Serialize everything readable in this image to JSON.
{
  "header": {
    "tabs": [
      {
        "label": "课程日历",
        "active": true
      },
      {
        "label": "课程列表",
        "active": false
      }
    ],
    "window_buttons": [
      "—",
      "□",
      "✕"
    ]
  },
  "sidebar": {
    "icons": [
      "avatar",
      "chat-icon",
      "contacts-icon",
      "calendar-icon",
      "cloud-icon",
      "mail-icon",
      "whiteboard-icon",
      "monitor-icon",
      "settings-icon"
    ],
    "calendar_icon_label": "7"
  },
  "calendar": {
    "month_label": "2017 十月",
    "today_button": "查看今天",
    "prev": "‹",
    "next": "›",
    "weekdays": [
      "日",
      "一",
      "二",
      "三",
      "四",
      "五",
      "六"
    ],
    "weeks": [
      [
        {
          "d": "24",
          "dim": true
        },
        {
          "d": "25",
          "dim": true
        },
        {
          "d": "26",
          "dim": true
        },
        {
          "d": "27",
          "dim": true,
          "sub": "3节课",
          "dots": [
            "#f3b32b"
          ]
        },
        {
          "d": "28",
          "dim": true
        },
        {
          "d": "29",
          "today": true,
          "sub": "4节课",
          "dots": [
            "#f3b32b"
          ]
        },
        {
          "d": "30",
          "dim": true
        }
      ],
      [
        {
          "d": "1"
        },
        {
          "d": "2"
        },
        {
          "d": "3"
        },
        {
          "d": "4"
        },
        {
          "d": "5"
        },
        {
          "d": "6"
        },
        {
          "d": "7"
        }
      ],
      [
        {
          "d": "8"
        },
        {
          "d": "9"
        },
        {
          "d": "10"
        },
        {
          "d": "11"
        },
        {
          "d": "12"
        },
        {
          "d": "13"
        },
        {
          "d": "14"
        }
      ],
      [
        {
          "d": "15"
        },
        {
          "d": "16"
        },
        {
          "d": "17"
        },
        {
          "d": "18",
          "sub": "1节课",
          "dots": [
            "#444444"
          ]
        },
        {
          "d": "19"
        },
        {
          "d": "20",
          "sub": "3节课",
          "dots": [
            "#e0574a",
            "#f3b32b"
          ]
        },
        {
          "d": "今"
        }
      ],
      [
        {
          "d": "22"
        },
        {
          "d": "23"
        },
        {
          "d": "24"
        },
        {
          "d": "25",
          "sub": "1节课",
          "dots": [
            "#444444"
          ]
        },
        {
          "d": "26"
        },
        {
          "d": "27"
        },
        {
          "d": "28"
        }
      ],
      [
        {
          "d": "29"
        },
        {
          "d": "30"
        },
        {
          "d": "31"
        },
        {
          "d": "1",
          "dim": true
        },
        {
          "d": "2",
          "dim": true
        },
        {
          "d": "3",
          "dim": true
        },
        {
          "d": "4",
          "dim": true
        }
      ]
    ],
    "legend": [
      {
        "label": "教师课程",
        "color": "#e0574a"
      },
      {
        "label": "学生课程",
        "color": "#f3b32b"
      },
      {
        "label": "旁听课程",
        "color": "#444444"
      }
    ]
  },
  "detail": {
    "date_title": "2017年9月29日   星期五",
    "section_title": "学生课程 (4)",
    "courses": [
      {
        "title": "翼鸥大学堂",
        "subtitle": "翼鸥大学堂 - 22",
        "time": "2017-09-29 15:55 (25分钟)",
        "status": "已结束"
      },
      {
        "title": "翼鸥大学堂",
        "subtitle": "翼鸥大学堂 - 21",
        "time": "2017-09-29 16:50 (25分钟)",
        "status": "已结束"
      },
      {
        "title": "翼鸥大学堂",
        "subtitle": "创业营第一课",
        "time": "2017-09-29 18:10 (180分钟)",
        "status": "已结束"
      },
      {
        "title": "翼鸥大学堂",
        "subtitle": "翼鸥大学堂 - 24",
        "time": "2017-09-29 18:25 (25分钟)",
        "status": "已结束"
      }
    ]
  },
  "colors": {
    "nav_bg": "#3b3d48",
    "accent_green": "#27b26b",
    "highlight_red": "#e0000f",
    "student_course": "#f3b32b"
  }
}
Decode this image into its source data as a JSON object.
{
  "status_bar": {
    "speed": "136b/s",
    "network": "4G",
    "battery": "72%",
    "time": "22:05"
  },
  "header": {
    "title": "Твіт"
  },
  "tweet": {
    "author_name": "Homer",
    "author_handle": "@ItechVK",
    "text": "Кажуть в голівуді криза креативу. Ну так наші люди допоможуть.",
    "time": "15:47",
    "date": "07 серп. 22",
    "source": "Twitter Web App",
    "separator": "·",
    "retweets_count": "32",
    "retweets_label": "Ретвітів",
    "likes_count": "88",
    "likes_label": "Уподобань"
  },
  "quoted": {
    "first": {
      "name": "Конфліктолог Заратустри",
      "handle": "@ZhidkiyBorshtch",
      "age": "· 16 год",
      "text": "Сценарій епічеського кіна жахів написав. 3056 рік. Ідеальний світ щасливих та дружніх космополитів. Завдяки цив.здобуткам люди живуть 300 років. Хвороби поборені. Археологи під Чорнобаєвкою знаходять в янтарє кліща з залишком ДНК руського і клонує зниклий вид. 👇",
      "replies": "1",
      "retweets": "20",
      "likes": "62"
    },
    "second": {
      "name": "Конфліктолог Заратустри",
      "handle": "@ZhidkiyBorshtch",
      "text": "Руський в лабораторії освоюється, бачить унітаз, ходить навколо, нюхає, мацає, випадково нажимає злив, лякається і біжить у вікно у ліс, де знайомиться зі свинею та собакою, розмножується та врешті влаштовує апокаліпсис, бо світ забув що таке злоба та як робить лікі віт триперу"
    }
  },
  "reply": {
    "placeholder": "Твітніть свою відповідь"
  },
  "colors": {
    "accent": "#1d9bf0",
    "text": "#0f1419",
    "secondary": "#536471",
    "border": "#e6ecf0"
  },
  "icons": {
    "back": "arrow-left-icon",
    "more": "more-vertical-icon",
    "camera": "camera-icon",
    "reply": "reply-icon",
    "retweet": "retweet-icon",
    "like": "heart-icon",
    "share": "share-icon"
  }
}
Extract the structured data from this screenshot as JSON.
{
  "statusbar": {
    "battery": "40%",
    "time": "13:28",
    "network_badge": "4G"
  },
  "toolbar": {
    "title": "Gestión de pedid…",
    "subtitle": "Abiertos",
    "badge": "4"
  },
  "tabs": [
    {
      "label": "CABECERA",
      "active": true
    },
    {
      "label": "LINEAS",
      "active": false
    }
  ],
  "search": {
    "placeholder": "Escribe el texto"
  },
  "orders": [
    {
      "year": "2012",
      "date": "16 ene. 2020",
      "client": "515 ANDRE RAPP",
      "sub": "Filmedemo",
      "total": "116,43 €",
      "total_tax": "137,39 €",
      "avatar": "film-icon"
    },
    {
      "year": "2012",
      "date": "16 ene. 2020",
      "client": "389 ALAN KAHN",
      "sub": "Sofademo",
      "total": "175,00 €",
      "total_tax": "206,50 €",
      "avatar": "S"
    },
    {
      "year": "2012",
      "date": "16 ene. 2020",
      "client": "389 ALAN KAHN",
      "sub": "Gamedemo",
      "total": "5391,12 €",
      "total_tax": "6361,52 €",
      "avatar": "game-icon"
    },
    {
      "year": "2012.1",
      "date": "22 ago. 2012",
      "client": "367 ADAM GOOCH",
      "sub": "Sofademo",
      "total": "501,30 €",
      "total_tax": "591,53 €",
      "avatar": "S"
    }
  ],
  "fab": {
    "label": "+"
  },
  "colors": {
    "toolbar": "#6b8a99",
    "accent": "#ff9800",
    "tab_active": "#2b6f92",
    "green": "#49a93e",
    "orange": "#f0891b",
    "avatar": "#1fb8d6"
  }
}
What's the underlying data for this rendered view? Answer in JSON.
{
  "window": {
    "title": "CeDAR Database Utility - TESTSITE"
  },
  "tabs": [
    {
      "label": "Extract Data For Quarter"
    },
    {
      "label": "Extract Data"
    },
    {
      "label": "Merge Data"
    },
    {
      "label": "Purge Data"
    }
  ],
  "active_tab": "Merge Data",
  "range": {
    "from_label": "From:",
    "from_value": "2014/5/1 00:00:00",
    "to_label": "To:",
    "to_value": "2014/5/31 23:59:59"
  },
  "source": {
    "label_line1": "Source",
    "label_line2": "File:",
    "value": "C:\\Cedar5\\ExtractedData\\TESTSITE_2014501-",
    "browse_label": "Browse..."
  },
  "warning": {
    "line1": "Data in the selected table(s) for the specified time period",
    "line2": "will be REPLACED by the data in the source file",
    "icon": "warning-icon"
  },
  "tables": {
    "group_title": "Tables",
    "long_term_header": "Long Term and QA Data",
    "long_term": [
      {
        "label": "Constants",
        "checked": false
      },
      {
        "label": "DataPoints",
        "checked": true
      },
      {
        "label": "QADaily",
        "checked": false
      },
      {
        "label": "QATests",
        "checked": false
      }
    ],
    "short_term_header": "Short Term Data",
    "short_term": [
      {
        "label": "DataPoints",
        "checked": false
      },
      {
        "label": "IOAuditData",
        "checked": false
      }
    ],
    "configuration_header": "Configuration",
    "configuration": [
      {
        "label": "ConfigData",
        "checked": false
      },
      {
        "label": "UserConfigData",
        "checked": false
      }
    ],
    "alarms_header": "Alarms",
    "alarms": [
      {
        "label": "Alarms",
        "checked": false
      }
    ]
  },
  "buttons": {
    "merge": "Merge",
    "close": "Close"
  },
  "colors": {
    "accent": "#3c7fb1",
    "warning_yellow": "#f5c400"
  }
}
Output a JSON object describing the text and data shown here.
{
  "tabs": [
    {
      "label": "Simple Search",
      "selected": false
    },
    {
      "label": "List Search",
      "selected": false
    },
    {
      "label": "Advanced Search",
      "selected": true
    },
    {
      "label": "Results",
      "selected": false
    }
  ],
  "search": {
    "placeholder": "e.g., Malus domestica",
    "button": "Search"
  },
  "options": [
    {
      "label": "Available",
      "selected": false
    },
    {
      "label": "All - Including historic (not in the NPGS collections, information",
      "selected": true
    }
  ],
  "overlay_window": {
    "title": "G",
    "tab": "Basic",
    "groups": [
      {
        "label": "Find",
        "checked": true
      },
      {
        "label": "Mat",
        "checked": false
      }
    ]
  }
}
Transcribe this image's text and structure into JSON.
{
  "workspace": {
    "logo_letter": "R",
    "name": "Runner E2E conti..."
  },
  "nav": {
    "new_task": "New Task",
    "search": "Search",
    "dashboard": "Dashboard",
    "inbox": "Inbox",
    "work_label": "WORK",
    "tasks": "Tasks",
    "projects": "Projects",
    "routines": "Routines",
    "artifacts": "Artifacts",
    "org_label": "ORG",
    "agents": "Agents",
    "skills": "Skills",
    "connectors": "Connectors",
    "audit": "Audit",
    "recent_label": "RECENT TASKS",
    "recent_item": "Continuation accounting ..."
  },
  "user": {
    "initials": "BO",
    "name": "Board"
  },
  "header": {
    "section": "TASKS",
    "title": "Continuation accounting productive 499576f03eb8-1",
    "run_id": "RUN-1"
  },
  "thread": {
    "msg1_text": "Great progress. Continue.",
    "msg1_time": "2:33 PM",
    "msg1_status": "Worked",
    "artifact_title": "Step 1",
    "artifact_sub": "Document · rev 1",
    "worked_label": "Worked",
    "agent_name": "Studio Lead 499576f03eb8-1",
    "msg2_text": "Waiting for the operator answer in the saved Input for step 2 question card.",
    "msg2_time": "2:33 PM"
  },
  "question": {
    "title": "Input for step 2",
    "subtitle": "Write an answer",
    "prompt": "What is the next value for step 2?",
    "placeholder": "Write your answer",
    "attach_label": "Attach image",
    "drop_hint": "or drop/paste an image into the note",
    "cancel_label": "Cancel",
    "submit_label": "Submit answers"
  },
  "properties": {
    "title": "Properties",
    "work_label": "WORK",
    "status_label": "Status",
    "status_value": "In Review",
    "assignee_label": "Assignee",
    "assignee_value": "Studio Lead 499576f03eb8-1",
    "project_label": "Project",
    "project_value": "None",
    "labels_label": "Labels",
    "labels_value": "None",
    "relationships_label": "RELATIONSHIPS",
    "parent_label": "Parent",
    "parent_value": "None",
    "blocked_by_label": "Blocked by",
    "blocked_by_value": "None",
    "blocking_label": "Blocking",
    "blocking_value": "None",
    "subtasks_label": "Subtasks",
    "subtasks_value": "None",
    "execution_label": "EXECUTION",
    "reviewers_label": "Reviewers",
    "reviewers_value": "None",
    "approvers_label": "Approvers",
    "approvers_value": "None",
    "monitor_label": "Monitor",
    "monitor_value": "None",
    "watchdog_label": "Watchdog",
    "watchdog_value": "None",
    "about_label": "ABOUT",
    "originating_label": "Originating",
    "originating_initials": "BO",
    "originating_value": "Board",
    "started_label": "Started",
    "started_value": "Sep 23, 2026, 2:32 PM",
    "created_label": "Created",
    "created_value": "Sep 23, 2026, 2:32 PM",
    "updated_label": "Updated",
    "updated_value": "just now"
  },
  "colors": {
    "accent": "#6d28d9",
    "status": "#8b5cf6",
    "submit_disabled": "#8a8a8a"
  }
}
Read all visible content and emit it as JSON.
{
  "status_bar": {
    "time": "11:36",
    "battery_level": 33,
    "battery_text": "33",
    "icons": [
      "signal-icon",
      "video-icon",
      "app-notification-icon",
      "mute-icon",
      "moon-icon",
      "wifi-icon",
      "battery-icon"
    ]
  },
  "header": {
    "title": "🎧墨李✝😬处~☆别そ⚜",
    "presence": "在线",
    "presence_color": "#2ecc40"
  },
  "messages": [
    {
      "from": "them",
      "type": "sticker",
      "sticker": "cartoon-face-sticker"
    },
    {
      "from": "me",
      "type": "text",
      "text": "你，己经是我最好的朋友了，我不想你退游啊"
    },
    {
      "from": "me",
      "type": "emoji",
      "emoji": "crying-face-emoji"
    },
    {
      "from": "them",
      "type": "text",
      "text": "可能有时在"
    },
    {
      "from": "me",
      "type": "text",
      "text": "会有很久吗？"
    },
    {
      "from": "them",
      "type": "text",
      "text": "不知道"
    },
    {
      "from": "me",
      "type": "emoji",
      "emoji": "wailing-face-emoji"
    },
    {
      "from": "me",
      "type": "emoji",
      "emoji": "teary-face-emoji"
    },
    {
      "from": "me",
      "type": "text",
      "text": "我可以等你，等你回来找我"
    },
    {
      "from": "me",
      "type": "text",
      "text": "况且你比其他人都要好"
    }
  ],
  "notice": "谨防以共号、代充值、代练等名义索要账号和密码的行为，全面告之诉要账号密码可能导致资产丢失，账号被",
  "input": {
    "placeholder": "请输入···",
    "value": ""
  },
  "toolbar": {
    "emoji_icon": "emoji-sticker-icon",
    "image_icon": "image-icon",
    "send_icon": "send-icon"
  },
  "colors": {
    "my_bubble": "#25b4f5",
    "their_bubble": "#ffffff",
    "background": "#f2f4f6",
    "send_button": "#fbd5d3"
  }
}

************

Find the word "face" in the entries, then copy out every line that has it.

      "sticker": "cartoon-face-sticker"
      "emoji": "crying-face-emoji"
      "emoji": "wailing-face-emoji"
      "emoji": "teary-face-emoji"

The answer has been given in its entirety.